Suite for Piano and Orchestra, Op. 200 (1875) [38:24]
Die Eifersüchtigen (comic opera in 3 acts) – Overture (1881-82) [8:18]
König Alfred (opera in 4 acts) – Overture (1848-50) [14:41]
Dornröschen (Märchen-Epos in 4 parts) (1855) – Vorspiel [8:06] and Die Dornhecke [3:51]
Samson (Musikalisches Trauerspiel) – Vorspiel – Act 3 (1853-57) [4:17]
Tra Nguyen (piano), The Symphony Orchestra of Norrlands Opera/Roland Kluttig
rec. Umeå Concert Hall, Sweden, 15-18 June 2009. DDD
STERLING CDS10852 [77:46]
Securely embedded in Franz Liszt’s Weimar circle, Raff began a series of large-scale works that added materially to his composition list. In fact, during the 1870s he wrote no fewer than 87 pieces, around a third of his complete catalogue.
The Suite for piano and orchestra comes squarely from the middle of the decade in question, and it is a big five-movement affair. Tending toward romantic grandiosity, it is imbued with a riotous run of piano roulades and rolled chords, nicely lyric episodes for the orchestra and splendidly evocative orchestration, and the fugue that grows out of the Introduction is no academic detour. That pomposo element infiltrates the Menuet (the inner movements have baroque dance titles), though it also takes in what I can best describe as Salon-meets-Moszkowski, in which the busy piano soloist is encouraged—and does so here in the hands of Tra Nguyen—to play with sentiment and style, rippling away arpeggio-style. There is rhythmic wit in the Gavotte and Musette, and a truly lovely Cavatina that reminds one of Raff’s most popular and famous work of the same name that was, once upon a time, trotted out by every café fiddler worth his salt, and quite a few that were not. That Raff could so effortlessly disgorge melodies of such warmth is a true gift. The finale draws on panache to create a splendidly big finish. No one would claim the Suite has much in the way of intellectual pretension but it has a profuse and imaginative way with colour, craft and beauty, and one could never be bored listening to it.
The overtures and other orchestral works that follow in the programme amplify these gifts or show others. The overture to the comic opera Die Eifersüchtigen generates a nicely sprung rhythm that shows the influence of Mendelssohn in places but also that of Smetana. It would be interesting to know how much of the Czech composer’s music Raff knew. A longer, richer and more elaborate overture is that to König Alfred; it has a vivid theatricality and immediacy, indicative of the martial, March elements—stirring indeed. Raff’s Lisztian inheritance can be gauged in the movements from Dornröschen, with subtle tints and half-nocturnal elements, and an elfin solo violin passage. The solo violin reappears in the introduction to the third act of Samson, a quiet and lyrical envoi.

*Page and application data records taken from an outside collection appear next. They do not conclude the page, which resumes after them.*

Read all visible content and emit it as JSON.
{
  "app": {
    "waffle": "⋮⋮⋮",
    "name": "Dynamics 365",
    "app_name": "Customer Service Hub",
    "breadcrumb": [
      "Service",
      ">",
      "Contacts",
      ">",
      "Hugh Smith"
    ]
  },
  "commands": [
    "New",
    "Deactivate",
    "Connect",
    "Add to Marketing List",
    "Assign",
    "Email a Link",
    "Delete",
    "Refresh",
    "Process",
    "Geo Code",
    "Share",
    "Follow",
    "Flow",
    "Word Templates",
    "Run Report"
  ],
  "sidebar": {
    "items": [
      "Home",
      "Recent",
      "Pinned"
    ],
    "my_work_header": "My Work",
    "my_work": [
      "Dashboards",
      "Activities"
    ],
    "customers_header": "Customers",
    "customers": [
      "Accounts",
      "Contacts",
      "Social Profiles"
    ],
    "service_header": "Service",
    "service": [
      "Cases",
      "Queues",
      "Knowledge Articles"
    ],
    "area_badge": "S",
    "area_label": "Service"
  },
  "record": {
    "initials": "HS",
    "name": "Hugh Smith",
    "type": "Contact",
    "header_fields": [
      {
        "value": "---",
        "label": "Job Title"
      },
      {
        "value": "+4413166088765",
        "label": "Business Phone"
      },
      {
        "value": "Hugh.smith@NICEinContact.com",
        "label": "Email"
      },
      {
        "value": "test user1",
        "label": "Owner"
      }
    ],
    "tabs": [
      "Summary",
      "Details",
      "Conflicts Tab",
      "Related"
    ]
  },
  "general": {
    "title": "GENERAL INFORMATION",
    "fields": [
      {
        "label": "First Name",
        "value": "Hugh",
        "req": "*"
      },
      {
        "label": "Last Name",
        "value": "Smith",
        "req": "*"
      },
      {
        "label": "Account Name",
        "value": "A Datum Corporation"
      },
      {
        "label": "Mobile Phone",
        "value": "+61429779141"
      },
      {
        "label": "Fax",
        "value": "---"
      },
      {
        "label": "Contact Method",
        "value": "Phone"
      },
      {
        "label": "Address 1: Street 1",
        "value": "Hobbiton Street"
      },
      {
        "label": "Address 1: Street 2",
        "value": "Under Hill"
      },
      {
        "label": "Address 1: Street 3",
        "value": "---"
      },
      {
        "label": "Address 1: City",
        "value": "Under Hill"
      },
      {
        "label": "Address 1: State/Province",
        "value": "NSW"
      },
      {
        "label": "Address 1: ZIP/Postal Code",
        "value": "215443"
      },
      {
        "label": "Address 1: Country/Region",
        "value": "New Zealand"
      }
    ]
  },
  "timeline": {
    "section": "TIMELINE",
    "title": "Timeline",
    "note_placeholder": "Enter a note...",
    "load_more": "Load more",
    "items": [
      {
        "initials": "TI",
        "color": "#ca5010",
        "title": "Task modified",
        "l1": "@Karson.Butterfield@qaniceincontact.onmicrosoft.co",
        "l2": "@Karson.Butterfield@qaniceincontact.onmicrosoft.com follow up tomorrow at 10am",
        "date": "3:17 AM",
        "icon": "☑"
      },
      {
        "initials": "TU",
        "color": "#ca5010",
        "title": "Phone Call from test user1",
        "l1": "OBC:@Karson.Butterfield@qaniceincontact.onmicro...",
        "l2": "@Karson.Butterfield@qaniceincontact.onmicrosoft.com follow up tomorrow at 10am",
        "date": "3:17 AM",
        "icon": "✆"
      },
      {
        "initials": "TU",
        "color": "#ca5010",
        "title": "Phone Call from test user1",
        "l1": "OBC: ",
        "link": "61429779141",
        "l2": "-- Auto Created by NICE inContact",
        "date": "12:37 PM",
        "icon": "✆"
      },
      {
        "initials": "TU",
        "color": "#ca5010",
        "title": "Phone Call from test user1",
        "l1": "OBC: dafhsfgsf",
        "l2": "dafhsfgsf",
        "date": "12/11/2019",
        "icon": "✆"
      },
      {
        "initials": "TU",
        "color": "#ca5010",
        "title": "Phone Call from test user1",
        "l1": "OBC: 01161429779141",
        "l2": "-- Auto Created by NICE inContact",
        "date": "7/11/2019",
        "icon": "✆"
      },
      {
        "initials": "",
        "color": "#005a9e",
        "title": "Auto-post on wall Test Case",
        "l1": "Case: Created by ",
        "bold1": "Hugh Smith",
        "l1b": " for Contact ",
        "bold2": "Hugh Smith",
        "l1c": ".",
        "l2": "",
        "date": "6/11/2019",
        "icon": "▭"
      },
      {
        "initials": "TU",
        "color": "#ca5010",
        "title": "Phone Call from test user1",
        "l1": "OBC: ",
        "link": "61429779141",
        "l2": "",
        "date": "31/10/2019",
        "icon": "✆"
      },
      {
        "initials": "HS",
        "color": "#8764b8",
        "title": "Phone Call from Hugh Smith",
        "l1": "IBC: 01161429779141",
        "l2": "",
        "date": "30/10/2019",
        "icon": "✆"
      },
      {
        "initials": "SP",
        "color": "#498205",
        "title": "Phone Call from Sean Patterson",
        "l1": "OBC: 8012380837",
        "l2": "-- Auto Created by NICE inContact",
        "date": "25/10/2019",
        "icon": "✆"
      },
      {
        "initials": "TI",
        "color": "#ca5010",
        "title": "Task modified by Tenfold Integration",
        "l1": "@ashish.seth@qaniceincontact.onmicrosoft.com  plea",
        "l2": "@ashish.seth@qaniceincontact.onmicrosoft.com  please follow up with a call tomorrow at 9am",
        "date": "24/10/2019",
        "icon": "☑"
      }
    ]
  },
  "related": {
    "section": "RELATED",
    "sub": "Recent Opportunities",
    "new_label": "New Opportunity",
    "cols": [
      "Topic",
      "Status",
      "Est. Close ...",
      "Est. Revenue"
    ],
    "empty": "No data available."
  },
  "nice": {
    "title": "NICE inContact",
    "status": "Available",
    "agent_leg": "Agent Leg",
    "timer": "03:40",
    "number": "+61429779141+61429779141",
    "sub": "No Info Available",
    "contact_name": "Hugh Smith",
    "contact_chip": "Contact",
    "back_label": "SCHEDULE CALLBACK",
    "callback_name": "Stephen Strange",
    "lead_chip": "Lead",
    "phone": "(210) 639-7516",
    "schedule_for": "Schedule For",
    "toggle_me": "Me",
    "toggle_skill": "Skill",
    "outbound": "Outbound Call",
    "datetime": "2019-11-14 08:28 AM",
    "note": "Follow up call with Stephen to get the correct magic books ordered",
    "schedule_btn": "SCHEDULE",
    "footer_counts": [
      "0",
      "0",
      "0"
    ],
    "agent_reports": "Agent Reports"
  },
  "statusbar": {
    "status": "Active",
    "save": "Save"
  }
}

Excellently performed and conducted, well recorded, helpfully annotated, this is a consistently rewarding disc for those who like raffish and congenial music.
Previous review: Rob Barnett